So when Adela keeps talking about seeing the "real India" in the beginning of the novel, it's hard not to read that phrase as a desperate plea for help. A plea not just to see past the official, sanitized version of British India, but also to escape her overly cerebral way of looking at the world. A plea to feel, to feel passionately, to really experience the world. Adela may know a lot of facts and figures, well-educated, progressive young woman that she is. But she doesn't know how to handle the mess and muddle of personal drama and interpersonal relationships.

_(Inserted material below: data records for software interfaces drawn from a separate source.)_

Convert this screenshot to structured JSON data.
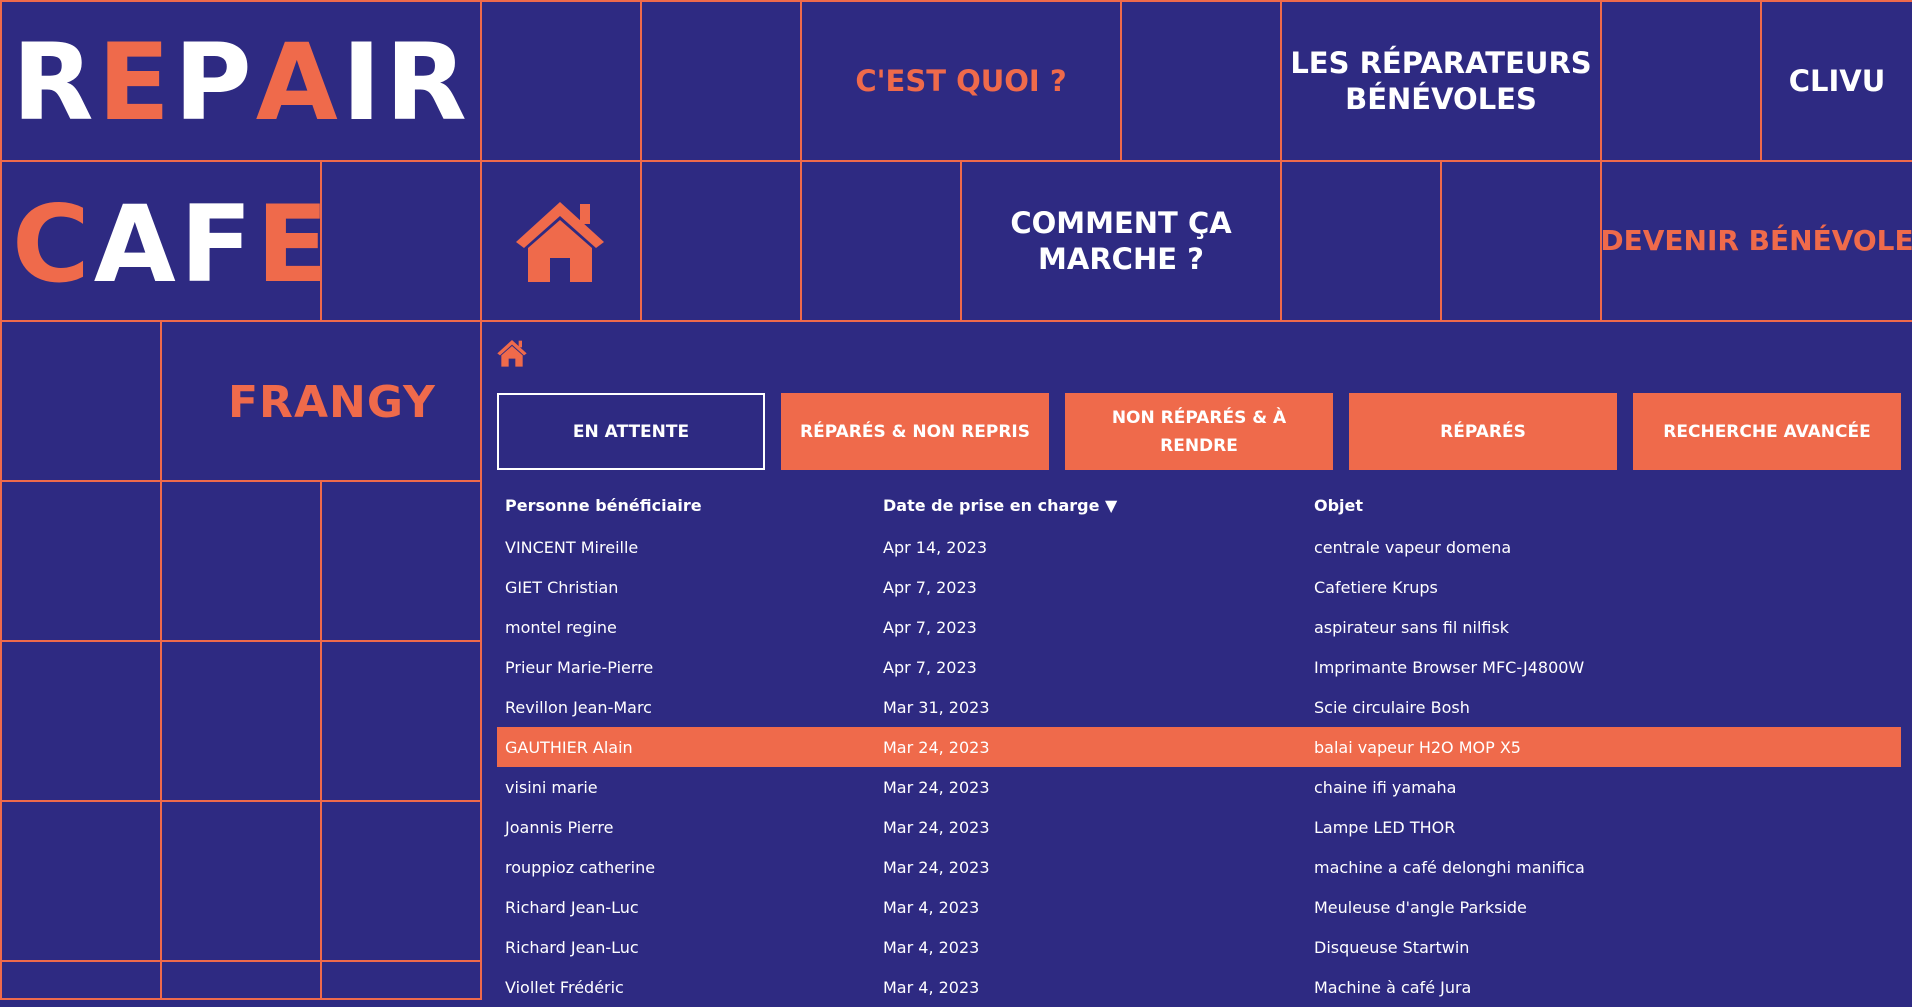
{
  "brand": {
    "line1": [
      "R",
      "E",
      "P",
      "A",
      "I",
      "R"
    ],
    "line1_colors": [
      "w",
      "o",
      "w",
      "o",
      "w",
      "w"
    ],
    "line2": [
      "C",
      "A",
      "F",
      "E"
    ],
    "line2_colors": [
      "o",
      "w",
      "w",
      "o"
    ]
  },
  "nav": {
    "cest_quoi": "C'EST QUOI ?",
    "reparateurs_line1": "LES RÉPARATEURS",
    "reparateurs_line2": "BÉNÉVOLES",
    "clivu": "CLIVU",
    "comment_line1": "COMMENT ÇA",
    "comment_line2": "MARCHE ?",
    "devenir": "DEVENIR BÉNÉVOLE"
  },
  "location": "FRANGY",
  "tabs": [
    {
      "label": "EN ATTENTE",
      "active": true
    },
    {
      "label": "RÉPARÉS & NON REPRIS",
      "active": false
    },
    {
      "label": "NON RÉPARÉS & À RENDRE",
      "active": false
    },
    {
      "label": "RÉPARÉS",
      "active": false
    },
    {
      "label": "RECHERCHE AVANCÉE",
      "active": false
    }
  ],
  "table": {
    "headers": [
      "Personne bénéficiaire",
      "Date de prise en charge ▼",
      "Objet"
    ],
    "rows": [
      [
        "VINCENT Mireille",
        "Apr 14, 2023",
        "centrale vapeur domena"
      ],
      [
        "GIET Christian",
        "Apr 7, 2023",
        "Cafetiere Krups"
      ],
      [
        "montel regine",
        "Apr 7, 2023",
        "aspirateur sans fil nilfisk"
      ],
      [
        "Prieur Marie-Pierre",
        "Apr 7, 2023",
        "Imprimante Browser MFC-J4800W"
      ],
      [
        "Revillon Jean-Marc",
        "Mar 31, 2023",
        "Scie circulaire Bosh"
      ],
      [
        "GAUTHIER Alain",
        "Mar 24, 2023",
        "balai vapeur H2O MOP X5"
      ],
      [
        "visini marie",
        "Mar 24, 2023",
        "chaine ifi yamaha"
      ],
      [
        "Joannis Pierre",
        "Mar 24, 2023",
        "Lampe LED THOR"
      ],
      [
        "rouppioz catherine",
        "Mar 24, 2023",
        "machine a café delonghi manifica"
      ],
      [
        "Richard Jean-Luc",
        "Mar 4, 2023",
        "Meuleuse d'angle Parkside"
      ],
      [
        "Richard Jean-Luc",
        "Mar 4, 2023",
        "Disqueuse Startwin"
      ],
      [
        "Viollet Frédéric",
        "Mar 4, 2023",
        "Machine à café Jura"
      ]
    ],
    "highlighted_row": 5
  },
  "colors": {
    "background": "#2e2a82",
    "accent": "#ef6a4b",
    "text": "#ffffff"
  },
  "icons": {
    "home_large": "house-icon",
    "home_small": "house-icon"
  }
}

You could say that her traumatic experience in the caves might represent the culmination of a series of minor crises Adela undergoes in the novel as her cerebral self keeps getting gob smacked by her unpredictable emotional life. Particularly in her relationship with Ronny, Adela is constantly puzzled over the fact that their interactions are so...ordinary. There are no dramatic speeches, declarations of love, romantic letters, tears, embraces, and more tears. There's just the touch of a hand in a car, and poof, they're engaged.
Which brings us to the caves. What actually happens to Adela continues to be the subject of debate. Forster intentionally left that crucial narrative morsel out of the novel. And in Adela's explanation of what happened after the cave incident, she stresses that "[h]e never actually touched me once" (2.22.2). So what does this cave episode tell us about Adela?
Well, given the clueless way she goes about thinking about love and marriage, one way to look at the scene is to side with Fielding. Adele's situation is pathetic. Her whole charge against Aziz is just the hysterical fantasy of a silly, self-absorbed girl. She may have been "attacked," but the attack was a hallucination driven by her need for drama, by her disappointment with how bored she is with travel and with her love life. You could be even more cynical, as some critics are, and suggest that the fact that she's thinking about India and love right before she enters the cave indicates that her attack is an erotic fantasy, driven by a sexual attraction to Aziz that would have been unthinkable to act on in that time.
Perhaps. Or you could follow Fielding one step further. Even Fielding realizes that he was a little hard on Adela, and he's struck by her sincerity in their conversations after the trial. While the rest of the Anglo-Indians went nuts with racial hysteria, Adela was, in a way, saved by her own dispassionate way of looking at things, the very quality that made her such a "pathetic product of Western education" in the first place.
We will never know what actually happened in the cave, but it's useful to keep in mind Fielding's thought that after the trial, Adela "was no longer examining life, but being examined by it; she had become a real person" (2.26.68). As her name implies, Adela is no longer on a quest, but being "quested." The stress is no longer on the "real India," but on Adela as a "real person." Does the novel really give Adela a chance to become a real person? Your answer to that question depends on how you fill in the gap in the cave.